Citing PatentFiling datePublication dateApplicantTitle
US4305010 *Aug 23, 1979Dec 8, 1981The United States Of America As Represented By The Secretary Of The ArmyExcessive duty cycle and pulse width limiter
US5838258 *Nov 8, 1996Nov 17, 1998Saar; David A.System for monitoring the use of heat energy in water devices in an individual unit of a multi-unit building
US6161100 *Nov 8, 1996Dec 12, 2000Saar; David A.System for billing individual units of a multi-unit building for water use and for water related energy use
US6377190Nov 8, 1996Apr 23, 2002David A. SaarSystem for monitoring water consuming structures in an individual unit of a multi-unit building
US7091872 *Jul 1, 2002Aug 15, 2006Metrotech CorporationControlled power source for underground line location
US20140114130 *Nov 13, 2013Apr 24, 2014Olympus CorporationPower supply apparatus for light source of endoscope and endoscopic system having power supply apparatus for light source of endoscope
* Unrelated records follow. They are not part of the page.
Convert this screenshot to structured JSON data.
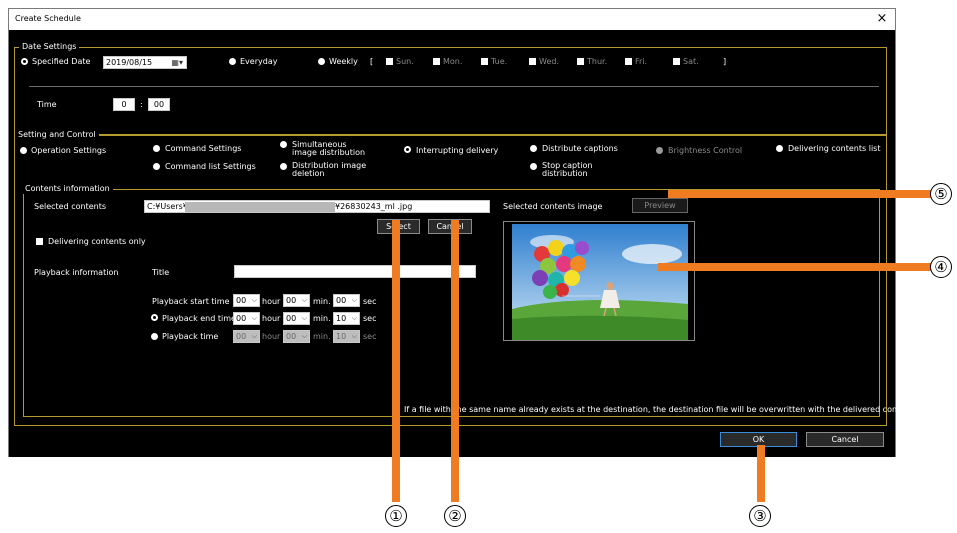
{
  "window": {
    "title": "Create Schedule",
    "close_glyph": "×"
  },
  "date_settings": {
    "label": "Date Settings",
    "specified_date_label": "Specified Date",
    "date_value": "2019/08/15",
    "everyday_label": "Everyday",
    "weekly_label": "Weekly",
    "bracket_open": "[",
    "bracket_close": "]",
    "days": [
      "Sun.",
      "Mon.",
      "Tue.",
      "Wed.",
      "Thur.",
      "Fri.",
      "Sat."
    ],
    "time_label": "Time",
    "time_hour": "0",
    "time_sep": ":",
    "time_min": "00"
  },
  "setting_control": {
    "label": "Setting and Control",
    "operation_settings": "Operation Settings",
    "command_settings": "Command Settings",
    "command_list_settings": "Command list Settings",
    "simultaneous_1": "Simultaneous",
    "simultaneous_2": "image distribution",
    "distribution_deletion_1": "Distribution image",
    "distribution_deletion_2": "deletion",
    "interrupting_delivery": "Interrupting delivery",
    "distribute_captions": "Distribute captions",
    "stop_caption_1": "Stop caption",
    "stop_caption_2": "distribution",
    "brightness_control": "Brightness Control",
    "delivering_contents_list": "Delivering contents list"
  },
  "contents_info": {
    "label": "Contents information",
    "selected_contents_label": "Selected contents",
    "path_prefix": "C:¥Users¥",
    "path_suffix": "¥26830243_ml .jpg",
    "select_button": "Select",
    "cancel_button": "Cancel",
    "delivering_only": "Delivering contents only",
    "selected_image_label": "Selected contents image",
    "preview_button": "Preview",
    "playback_info": "Playback information",
    "title_label": "Title",
    "title_value": "",
    "start_time_label": "Playback start time",
    "end_time_label": "Playback end time",
    "playback_time_label": "Playback time",
    "hour": "hour",
    "min": "min.",
    "sec": "sec",
    "start": {
      "h": "00",
      "m": "00",
      "s": "00"
    },
    "end": {
      "h": "00",
      "m": "00",
      "s": "10"
    },
    "ptime": {
      "h": "00",
      "m": "00",
      "s": "10"
    },
    "note": "If a file with the same name already exists at the destination, the destination file will be overwritten with the delivered contents."
  },
  "footer": {
    "ok_button": "OK",
    "cancel_button": "Cancel"
  },
  "callouts": [
    "①",
    "②",
    "③",
    "④",
    "⑤"
  ],
  "colors": {
    "accent_orange": "#f07c22",
    "group_border": "#b59a2e",
    "background": "#000000"
  }
}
CN103781399A *May 16, 2013May 7, 2014奥林巴斯株式会社Power supply apparatus for endoscope light source
Classifications
U.S. Classification340/870.23, 340/870.2, 327/108, 327/205
International ClassificationG01F15/06, G08C19/16
Cooperative ClassificationG08C19/16, G01F15/063
European ClassificationG08C19/16, G01F15/06B2